New Jersey-based Cooper Health System and Cooper University Hospital have agreed to a $12.6 million settlement to resolve claims of Medicare and Medicaid fraud in violation of the False Claims Act. The agreement was the result of a multi-year investigation by the United States Department of Justice (“DOJ”) and the New Jersey Attorney General’s Office; the government learned of the alleged conduct through disclosures by Dr. Nicholas DePace in a qui tam suit filed in 2008.
Dr. DePace filed suit under the qui tam provisions of the False Claims Act, which allow private whistleblowers (referred to as “relators”) with knowledge of fraud to file suit on behalf of the government. The federal False Claims Act dates back to 1863, enacted to combat war profiteering during the Civil War. Thirty states and three municipalities have enacted statutes modeled on the federal law, including qui tam provisions providing for private rights of action for qui tam relators. Dr. DePace is a prominent Philadelphia-area cardiologist.
The government alleged that the Cooper Health System and hospital (“Cooper”) paid millions of dollars in remuneration to physicians in order to induce referrals in violation of the Anti-Kickback Statute (“AKS”). The AKS makes it a felony for any person to offer, solicit, receive, or pay remuneration in connection with a referral for services that are eligible for reimbursement under a federal health care program such as Medicare or Medicaid. Medicaid is a program that is administered by both the federal government and the states, and consequently state attorneys general frequently investigate and assist in prosecuting Medicaid fraud under state false claims acts. Both the United States and the State of New Jersey intervened in Dr. DePace’s qui tam complaint. Under the False Claims Act, the government has an initial 60-day period in which to determine whether or not to intervene in a qui tam suit, but relators may continue to pursue their claims privately even if the government declines to intervene.
According to Dr. DePace’s complaint, Cooper channeled illegal kickbacks to referring physicians beginning in 2004 via a sham advisory board called the Cooper Heart Institute Advisory Board. Dr. DePace’s complaint claimed that paid physicians based on the volume of their referrals, compensating individual physicians to the tune of $18,500 or more in exchange for attendance at four lectures per year. Such an arrangement, in which high-volume physicians are paid large sums of money for very little in exchange, is unlikely to survive a prosecution for violating the AKS. Moreover, because providers who participate in federal health care programs certify compliance with federal fraud and abuse statutes, including the AKS, reimbursements for services referred in violation of the AKS constitute false claims and result in liability under the False Claims Act.

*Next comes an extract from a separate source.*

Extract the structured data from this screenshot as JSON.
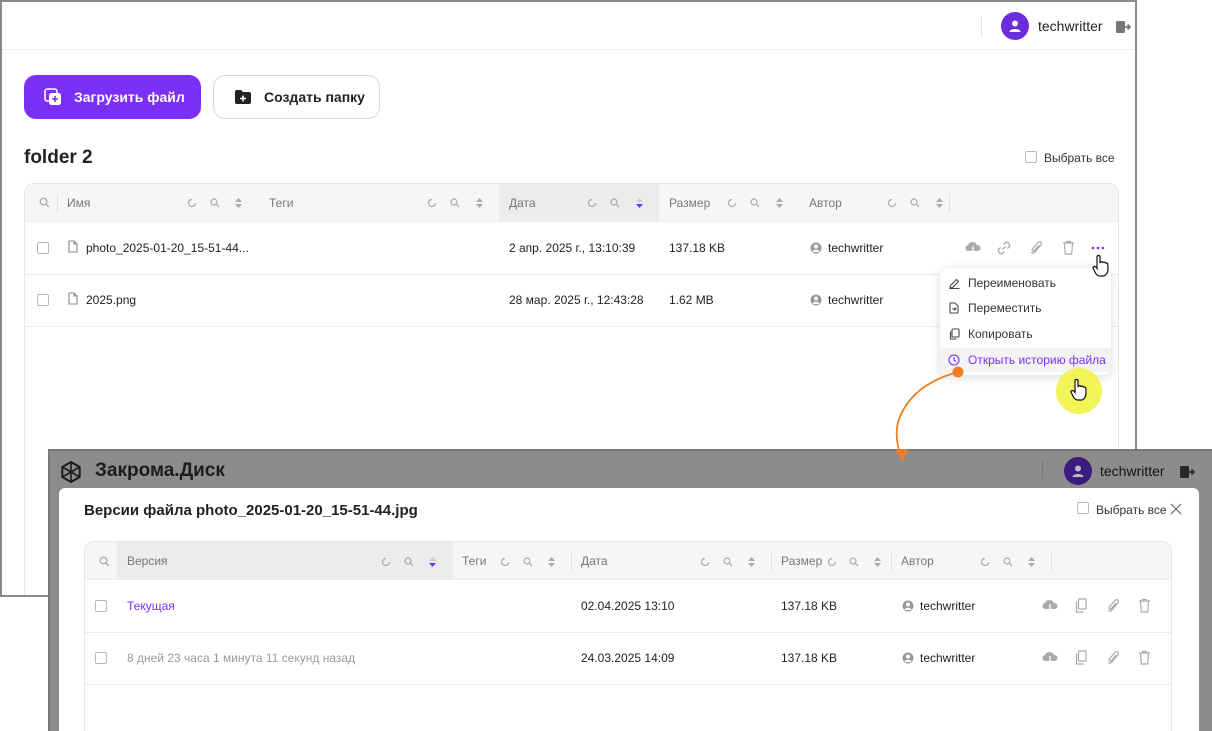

Victorious relators stand to recover between 15% and 30% of any final judgment or settlement for their participation in False Claims Act litigation, and violators are exposed to treble damages in addition to a civil penalty as high as $11,000 per violation. Since 1986, the Act has undergone a series of important changes; for example, a 2009 amendment to the statute extends the law’s protections against employer retaliation to all agents and contractors of the employer, and protects all individuals who make lawful efforts to stop fraud that is in violation of the Act. The passage of the Dodd-Frank Wall Street Reform Bill and the Patient Protection and Affordable Care Act (“PPACA”) have added to the types of fraud that may give rise to valid complaints under the law.